Proc. SPIE. 10323, 25th International Conference on Optical Fiber Sensors
KEYWORDS: Signal to noise ratio, Ferroelectric materials, Digital signal processing, Modulation, Data acquisition, Reflectometry, Frequency modulation, Spatial resolution, Bragg cells, Signal detection
We propose and experimentally demonstrate a pulse compression phase sensitive optical time domain reflectometer (φ- OTDR) with sub-meter resolution. Principle and theoretical analysis on the spatial resolution, the feasibility to obtain the phase information are provided.
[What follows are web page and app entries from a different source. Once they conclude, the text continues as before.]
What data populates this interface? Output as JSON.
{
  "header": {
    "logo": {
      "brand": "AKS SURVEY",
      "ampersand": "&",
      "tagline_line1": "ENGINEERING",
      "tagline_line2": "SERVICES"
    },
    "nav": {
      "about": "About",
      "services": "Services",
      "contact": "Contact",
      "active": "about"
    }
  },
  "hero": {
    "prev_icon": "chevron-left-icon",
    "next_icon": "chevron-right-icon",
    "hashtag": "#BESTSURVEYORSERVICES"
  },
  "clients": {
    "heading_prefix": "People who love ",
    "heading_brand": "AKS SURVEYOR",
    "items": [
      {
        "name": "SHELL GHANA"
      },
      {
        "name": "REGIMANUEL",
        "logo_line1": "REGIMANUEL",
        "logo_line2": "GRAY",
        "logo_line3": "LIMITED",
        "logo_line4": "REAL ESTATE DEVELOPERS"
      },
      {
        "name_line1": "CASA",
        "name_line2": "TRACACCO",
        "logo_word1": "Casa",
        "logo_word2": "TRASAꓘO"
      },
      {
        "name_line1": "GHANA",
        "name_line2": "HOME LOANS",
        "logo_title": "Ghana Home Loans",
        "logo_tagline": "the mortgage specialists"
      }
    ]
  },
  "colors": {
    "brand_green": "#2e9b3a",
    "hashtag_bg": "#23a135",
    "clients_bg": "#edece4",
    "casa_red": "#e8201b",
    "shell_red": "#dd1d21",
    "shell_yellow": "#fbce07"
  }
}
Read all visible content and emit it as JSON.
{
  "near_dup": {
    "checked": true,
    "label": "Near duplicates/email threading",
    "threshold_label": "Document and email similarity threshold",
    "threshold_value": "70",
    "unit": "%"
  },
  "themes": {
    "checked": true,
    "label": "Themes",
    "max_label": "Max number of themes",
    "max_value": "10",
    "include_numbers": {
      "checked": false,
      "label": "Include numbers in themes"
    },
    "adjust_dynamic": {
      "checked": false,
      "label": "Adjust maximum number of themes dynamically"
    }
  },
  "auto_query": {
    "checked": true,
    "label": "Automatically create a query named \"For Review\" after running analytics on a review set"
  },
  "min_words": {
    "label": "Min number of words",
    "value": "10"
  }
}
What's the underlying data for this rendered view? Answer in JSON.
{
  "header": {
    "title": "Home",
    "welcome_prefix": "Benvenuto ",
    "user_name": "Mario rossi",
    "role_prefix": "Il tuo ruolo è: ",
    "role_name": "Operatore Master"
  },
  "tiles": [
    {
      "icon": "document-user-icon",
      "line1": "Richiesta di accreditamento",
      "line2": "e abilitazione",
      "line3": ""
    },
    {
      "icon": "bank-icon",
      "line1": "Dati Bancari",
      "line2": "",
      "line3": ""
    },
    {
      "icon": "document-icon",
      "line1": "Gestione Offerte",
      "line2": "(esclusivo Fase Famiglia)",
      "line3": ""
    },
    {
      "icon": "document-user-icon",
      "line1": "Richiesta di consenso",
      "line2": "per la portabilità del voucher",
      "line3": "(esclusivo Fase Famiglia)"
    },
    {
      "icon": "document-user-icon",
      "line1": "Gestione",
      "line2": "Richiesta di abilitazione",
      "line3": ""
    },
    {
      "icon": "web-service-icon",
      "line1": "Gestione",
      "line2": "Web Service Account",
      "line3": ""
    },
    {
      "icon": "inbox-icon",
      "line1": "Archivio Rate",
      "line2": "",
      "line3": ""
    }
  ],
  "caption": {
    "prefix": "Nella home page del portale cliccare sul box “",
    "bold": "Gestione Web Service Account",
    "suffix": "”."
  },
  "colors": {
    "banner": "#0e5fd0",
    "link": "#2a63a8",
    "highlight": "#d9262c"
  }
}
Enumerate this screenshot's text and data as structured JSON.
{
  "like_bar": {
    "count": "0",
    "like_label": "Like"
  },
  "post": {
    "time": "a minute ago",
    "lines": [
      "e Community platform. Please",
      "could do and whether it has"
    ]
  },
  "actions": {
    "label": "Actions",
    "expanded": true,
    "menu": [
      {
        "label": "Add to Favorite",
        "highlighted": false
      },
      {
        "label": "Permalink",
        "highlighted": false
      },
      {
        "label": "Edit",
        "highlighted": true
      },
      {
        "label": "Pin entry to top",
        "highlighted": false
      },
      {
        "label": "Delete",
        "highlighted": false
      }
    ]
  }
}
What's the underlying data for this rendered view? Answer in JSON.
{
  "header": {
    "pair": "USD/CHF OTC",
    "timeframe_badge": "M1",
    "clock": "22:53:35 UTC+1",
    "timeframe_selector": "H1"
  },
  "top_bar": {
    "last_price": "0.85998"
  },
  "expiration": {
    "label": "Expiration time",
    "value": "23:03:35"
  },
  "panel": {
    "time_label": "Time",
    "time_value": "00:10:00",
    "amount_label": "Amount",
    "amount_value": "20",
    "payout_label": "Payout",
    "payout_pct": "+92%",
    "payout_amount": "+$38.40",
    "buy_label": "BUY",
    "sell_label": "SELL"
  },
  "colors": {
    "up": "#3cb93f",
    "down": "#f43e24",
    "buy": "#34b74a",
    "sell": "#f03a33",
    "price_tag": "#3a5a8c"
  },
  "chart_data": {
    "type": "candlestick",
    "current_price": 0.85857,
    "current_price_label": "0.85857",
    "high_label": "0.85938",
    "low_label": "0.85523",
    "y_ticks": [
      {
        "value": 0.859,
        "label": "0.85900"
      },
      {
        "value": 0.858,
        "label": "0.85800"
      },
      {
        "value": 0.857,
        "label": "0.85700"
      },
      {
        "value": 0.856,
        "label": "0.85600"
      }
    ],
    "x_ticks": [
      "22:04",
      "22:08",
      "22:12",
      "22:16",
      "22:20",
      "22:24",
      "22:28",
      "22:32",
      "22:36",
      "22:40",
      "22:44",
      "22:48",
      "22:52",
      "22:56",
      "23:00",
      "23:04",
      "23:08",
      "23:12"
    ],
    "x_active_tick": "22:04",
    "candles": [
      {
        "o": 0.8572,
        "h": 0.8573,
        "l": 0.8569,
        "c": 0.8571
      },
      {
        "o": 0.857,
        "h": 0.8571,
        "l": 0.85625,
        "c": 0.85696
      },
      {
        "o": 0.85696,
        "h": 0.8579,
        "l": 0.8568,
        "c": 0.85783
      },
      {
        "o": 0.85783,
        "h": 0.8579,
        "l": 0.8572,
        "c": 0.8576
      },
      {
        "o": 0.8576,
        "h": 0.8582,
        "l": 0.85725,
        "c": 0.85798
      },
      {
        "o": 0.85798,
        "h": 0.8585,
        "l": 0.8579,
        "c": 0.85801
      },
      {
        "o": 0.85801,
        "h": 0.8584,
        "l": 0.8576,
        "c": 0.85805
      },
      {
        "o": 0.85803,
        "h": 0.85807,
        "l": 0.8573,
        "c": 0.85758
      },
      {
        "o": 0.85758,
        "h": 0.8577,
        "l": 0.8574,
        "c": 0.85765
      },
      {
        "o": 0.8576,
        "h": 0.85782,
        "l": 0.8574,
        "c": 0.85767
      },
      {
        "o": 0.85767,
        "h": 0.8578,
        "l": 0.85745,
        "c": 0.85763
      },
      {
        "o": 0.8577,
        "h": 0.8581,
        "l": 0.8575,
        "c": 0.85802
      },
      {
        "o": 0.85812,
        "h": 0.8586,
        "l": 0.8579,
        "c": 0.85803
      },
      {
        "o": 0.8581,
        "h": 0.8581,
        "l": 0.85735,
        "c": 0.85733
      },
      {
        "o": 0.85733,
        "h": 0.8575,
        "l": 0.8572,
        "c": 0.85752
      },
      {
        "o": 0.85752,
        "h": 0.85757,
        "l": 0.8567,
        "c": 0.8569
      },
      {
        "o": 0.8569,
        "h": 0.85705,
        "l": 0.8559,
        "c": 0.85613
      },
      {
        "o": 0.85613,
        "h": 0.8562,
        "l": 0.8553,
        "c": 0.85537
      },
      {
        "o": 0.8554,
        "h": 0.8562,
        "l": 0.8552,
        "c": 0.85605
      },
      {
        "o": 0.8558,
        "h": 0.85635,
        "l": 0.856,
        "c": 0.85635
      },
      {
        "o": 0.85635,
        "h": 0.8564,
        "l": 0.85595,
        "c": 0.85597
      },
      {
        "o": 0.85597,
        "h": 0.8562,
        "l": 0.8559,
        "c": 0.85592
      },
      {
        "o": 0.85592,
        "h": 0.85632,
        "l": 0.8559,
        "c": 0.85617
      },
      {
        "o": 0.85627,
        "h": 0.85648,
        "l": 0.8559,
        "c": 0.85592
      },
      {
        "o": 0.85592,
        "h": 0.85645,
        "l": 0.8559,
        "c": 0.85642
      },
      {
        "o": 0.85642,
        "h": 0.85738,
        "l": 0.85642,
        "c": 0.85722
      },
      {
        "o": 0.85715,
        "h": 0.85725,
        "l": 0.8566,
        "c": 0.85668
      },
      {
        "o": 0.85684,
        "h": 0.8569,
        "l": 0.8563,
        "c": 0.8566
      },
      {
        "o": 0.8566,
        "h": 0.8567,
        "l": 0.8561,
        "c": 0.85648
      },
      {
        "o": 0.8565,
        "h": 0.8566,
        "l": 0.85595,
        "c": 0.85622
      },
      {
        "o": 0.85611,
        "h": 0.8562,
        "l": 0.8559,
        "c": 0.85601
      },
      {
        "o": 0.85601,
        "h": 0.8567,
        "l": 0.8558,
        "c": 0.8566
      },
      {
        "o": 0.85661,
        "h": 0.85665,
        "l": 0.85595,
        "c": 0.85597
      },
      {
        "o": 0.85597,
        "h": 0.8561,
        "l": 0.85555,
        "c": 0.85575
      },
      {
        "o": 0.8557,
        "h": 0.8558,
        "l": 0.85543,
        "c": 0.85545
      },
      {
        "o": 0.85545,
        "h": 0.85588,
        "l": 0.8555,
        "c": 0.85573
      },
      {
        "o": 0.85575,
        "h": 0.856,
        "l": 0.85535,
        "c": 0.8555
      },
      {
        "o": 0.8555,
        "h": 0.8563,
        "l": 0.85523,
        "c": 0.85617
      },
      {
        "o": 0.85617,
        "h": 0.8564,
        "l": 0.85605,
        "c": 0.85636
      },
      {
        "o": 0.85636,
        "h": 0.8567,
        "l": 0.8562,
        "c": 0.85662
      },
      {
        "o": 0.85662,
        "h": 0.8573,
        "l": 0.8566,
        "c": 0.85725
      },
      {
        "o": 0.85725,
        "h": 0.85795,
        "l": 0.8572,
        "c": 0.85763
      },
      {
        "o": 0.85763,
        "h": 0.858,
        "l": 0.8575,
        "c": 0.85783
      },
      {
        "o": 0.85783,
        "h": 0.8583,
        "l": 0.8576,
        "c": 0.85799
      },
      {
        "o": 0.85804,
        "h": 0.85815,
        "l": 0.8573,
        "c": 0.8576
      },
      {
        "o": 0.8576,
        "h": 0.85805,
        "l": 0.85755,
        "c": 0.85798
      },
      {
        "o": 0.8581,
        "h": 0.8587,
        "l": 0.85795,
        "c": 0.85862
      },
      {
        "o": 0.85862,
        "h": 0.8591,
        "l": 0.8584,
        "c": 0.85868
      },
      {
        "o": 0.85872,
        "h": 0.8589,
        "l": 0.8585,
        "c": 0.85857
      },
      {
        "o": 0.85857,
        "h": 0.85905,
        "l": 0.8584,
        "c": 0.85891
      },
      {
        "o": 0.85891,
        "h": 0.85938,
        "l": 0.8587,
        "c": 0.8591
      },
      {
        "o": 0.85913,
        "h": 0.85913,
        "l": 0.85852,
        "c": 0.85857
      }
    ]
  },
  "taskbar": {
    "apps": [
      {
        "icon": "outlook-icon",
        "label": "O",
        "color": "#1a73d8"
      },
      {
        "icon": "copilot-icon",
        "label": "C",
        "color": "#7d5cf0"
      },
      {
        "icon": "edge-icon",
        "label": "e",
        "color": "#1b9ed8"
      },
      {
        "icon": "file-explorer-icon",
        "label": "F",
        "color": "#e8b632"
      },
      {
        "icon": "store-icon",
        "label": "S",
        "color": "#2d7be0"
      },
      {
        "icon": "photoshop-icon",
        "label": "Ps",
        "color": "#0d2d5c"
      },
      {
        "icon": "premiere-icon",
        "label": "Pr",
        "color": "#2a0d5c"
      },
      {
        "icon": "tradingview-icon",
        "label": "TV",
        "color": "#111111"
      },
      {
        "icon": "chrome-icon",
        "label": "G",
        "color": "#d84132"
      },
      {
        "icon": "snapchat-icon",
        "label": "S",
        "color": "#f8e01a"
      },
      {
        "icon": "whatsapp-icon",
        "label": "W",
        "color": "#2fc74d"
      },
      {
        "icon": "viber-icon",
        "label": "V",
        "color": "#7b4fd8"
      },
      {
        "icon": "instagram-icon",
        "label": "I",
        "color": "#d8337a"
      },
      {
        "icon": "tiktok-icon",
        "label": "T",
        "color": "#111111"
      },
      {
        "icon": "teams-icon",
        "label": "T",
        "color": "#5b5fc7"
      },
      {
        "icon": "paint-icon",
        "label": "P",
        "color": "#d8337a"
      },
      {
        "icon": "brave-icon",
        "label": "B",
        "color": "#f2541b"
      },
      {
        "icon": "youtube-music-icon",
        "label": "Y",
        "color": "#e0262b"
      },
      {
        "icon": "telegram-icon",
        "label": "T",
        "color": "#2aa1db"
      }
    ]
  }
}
This technique can break the tradeoff between spatial resolution and measurement range in the traditional φ-OTDR. As example, our verifying experiment achieves 30cm spatial resolution and 20km measurement range, and the signal to noise ratio (SNR) reaches 10dB. To our knowledge, this is the first time that such a high spatial resolution over such a long sensing range is reported in φ-OTDR-based distributed vibration sensing.
High-speed railway is being developed rapidly; its safety, including infrastructure and train operation, is vital. This paper presents a railway-subgrade vibration monitoring scheme based on phase-sensitive OTDR for railway safety. The subgrade vibration is detected and rebuilt. Multi-dimension comprehensive analysis (MDCA) is proposed to identify the running train signals and illegal constructions along railway. To our best knowledge, it is the first time that a railway-subgrade vibration monitoring scheme is proposed. This scheme is proved effective by field tests for real-time train tracking and activities monitoring along railway. It provides a new passive distributed way for all-weather railway-subgrade vibration monitoring.
We demonstrate a narrow-linewidth laser source for high spatial resolution distributed optical sensing by utilizing the high-order modulation sidebands injection locking. A pair of phase-locked lasers with arbitrary frequency offset from 5 GHz to 50 GHz is generated. Meanwhile, a linearized frequency sweep covering range of 15 GHz in 6 ms with frequency errors of 240 kHz from linearity is also achieved using the same scheme, the instantaneous linewidth of the frequency-swept laser is measured to be ~2.5 kHz.